Even though the heat shortened my walk there was plenty to see as always on the marsh but it constantly reminds me of the delicate balance everything is held in and the fact that man can be overzealous in his rush to build and expand places close to home. This beautiful fifth continent, as it is sometimes affectionately known as, is wild, beautiful, and untamed and I for one would like to see it remain like that for future generations.

Happy Reading 

Steve

22 days to go

It's been a couple of days since I blogged because I've been on the road again. Kent monday, Surrey Tuesday, Hampshire Wednesday and East Sussex today, a tiring week without internet after the school visits but that's how it goes sometimes. Today I was at Hersemonceax Primary School for a second visit and I had a great welcome from staff and children alike. Originally I was going to work with small groups of children but that changed and I had the pleasure of the year 4's for the morning and the year 5's for the afternoon. I can't tell you, as a teacher, how good it is to have longer periods to teach a topical lesson from the real world and get a whole different perspective on the process of writing. 

I suppose my first task was to give them something to write about and for the year 4's I had chosen the plight of the homeless in  the Uk. The children listened well to the problems that cause homelessness and then to the various organisations that have been established to help them. They really empathised with the fact that these poor people weer cold, hungary, suffering from poor health  and very unclean. They understood that it would be better to give them food and a hot drink instead of money so that they could be sure what they gave would be meaningful. Then they wrote in a genre of their own choice about what it is like being homeless and how people treat and view them. Their writing was amazing and I was really pleased how maturely they discussed and then wrote about the significant issues.

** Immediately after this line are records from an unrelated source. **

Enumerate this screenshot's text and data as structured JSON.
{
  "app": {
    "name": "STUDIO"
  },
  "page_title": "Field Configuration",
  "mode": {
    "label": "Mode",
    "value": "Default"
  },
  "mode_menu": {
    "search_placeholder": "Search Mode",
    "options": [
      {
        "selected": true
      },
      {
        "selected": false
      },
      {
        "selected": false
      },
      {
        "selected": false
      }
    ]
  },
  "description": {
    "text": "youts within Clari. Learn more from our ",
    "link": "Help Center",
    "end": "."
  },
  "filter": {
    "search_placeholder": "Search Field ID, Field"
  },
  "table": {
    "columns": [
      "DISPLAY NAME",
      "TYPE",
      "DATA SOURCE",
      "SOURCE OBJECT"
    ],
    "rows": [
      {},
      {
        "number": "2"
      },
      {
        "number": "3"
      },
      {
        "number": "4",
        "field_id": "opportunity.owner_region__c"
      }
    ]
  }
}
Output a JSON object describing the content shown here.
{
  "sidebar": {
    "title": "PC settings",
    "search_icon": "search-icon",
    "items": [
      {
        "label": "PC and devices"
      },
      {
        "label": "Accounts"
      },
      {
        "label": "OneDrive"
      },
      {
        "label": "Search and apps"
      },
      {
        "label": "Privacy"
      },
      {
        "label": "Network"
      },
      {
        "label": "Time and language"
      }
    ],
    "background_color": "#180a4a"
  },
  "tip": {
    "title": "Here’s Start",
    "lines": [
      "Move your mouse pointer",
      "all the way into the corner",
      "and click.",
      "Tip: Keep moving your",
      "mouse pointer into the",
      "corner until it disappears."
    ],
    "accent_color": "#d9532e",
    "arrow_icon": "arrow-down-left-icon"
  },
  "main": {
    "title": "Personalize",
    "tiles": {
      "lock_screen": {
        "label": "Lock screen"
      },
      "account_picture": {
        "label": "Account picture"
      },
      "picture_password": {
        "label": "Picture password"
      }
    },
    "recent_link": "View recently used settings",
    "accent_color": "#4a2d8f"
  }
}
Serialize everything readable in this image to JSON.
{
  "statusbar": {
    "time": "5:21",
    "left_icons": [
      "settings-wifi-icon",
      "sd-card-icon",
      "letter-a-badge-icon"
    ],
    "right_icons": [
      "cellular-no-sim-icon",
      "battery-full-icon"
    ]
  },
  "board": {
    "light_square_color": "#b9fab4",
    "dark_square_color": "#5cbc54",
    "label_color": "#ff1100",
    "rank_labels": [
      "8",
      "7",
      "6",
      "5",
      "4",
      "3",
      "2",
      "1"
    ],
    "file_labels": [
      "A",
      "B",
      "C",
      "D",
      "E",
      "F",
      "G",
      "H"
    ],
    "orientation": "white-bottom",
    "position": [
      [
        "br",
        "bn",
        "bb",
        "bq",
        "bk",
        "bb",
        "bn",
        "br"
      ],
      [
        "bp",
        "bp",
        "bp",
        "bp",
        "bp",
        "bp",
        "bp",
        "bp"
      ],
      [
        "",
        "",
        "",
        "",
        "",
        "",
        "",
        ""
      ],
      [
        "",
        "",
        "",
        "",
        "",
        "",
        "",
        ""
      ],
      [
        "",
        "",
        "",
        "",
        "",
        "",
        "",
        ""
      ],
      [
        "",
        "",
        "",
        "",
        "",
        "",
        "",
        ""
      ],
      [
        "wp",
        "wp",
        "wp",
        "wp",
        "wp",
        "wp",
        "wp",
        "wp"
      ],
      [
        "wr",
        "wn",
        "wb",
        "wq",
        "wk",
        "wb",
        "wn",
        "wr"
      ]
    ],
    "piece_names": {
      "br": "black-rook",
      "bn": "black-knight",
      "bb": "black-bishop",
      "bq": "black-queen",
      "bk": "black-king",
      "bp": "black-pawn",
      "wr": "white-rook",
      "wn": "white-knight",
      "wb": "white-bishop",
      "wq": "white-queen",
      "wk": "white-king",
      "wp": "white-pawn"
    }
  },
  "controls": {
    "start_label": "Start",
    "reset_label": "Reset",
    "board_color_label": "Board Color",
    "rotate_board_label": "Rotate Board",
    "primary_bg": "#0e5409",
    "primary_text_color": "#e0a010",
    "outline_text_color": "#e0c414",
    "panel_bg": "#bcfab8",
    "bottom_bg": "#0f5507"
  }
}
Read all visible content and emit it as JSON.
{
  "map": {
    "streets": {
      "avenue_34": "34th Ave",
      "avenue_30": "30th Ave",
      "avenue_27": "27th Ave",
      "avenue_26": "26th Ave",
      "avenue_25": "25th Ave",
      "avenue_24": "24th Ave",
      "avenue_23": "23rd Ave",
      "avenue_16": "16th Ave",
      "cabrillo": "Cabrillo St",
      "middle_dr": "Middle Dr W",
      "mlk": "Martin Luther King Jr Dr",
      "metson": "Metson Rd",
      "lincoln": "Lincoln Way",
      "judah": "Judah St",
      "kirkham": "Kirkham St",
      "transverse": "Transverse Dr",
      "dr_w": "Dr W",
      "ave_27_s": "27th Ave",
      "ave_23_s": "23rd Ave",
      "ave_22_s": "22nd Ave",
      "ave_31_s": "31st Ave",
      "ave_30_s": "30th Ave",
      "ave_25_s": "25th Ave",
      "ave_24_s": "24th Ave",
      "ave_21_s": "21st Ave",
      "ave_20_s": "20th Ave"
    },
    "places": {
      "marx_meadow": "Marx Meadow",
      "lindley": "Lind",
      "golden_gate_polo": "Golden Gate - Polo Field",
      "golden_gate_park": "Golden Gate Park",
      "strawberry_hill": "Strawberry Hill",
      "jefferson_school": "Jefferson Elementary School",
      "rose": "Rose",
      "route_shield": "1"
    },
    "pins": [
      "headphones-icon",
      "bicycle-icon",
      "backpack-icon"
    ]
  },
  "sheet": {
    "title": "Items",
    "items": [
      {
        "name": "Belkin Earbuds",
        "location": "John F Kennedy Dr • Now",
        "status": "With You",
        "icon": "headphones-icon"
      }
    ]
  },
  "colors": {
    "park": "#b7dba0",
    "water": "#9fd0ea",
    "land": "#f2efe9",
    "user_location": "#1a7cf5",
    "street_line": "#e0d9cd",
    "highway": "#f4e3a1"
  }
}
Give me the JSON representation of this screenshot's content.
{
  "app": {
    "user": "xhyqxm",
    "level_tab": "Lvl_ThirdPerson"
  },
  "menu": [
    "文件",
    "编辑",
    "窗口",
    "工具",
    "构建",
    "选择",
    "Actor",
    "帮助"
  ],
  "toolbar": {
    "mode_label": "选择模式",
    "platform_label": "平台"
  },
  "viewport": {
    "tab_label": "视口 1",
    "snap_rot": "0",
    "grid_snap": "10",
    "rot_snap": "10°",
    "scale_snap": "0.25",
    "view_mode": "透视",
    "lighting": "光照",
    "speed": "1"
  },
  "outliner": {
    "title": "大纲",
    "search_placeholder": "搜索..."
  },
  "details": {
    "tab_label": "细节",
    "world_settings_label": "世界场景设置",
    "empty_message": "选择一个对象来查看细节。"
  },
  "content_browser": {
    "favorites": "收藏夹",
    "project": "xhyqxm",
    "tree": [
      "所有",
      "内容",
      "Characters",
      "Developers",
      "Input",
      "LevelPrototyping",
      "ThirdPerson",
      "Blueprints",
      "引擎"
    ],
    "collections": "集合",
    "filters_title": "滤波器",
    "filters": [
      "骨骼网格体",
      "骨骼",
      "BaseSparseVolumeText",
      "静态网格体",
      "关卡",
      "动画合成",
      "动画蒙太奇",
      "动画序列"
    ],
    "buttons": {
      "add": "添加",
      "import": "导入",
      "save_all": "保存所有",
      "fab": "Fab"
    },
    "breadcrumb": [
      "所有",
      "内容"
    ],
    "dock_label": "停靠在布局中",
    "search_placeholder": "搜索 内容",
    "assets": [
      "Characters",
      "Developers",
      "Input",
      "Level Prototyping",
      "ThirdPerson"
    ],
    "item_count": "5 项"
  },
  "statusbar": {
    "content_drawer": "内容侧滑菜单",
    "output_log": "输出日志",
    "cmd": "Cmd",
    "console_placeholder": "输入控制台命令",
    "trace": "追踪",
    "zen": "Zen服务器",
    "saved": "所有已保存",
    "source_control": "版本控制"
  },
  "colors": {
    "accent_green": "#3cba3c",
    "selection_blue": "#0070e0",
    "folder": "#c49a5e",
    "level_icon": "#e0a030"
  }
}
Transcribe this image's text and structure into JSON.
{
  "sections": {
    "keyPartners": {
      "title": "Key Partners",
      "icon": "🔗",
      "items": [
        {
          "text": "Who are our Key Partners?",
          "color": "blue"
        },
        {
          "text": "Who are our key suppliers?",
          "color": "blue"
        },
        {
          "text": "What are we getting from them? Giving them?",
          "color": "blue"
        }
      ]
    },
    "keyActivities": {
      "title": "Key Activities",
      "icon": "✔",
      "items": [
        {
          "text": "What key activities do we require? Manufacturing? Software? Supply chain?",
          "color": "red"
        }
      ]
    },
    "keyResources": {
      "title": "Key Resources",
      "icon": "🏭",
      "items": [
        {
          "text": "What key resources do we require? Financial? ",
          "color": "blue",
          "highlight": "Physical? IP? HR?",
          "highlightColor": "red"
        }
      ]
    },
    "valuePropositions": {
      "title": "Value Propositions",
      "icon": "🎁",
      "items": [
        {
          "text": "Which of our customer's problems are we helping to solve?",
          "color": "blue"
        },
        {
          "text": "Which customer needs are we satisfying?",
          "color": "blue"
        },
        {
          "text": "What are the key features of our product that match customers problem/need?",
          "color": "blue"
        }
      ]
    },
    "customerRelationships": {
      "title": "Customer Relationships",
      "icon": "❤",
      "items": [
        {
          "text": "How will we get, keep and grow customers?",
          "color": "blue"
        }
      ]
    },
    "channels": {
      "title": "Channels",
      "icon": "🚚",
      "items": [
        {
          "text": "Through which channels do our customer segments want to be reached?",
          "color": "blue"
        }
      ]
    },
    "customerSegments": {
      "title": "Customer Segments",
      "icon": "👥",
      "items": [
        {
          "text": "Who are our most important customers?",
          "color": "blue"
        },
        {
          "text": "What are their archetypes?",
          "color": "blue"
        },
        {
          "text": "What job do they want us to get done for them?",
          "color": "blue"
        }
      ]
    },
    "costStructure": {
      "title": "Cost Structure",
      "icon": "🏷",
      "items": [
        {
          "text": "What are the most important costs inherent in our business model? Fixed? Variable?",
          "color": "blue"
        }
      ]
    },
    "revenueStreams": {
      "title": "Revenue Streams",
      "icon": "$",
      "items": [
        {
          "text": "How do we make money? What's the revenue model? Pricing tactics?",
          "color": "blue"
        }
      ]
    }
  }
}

For the year 5's the topic was far more emotive and we looked at the issue of famine in Africa and how, in some cases, that leads to children becoming child soldiers to get a bowl of rice. What I taught them was reinforced by images from the Internet that were deliberately chosen to get a response from them - and they did. just like the younger class they were able to discuss and deal with highly emotive subjects in a very mature manner and again the writing that followed suit. They too wrote in a genre of their own choice and four girls managed to write and perform some very clever raps. I like the children using this genre. It is a genre of their age, they understand how to construct one, how to keep the story line going and keep it emotive, it is the music of their time and they should embrace it if they can. Again, the class produced some real quality writing and their ideas were imaginative and relevant.

It's great to work with a school more than once and build up a rapport and relationships with staff and children alike. After a super day with them I left feeling as proud of them as they were about their writing. Thanks guys.

Happy reading

Steve

C.S. Clifford

Author writing for all ages
Copyright © 2018 C.S. Clifford - Author writing for all ages. All Rights Reserved.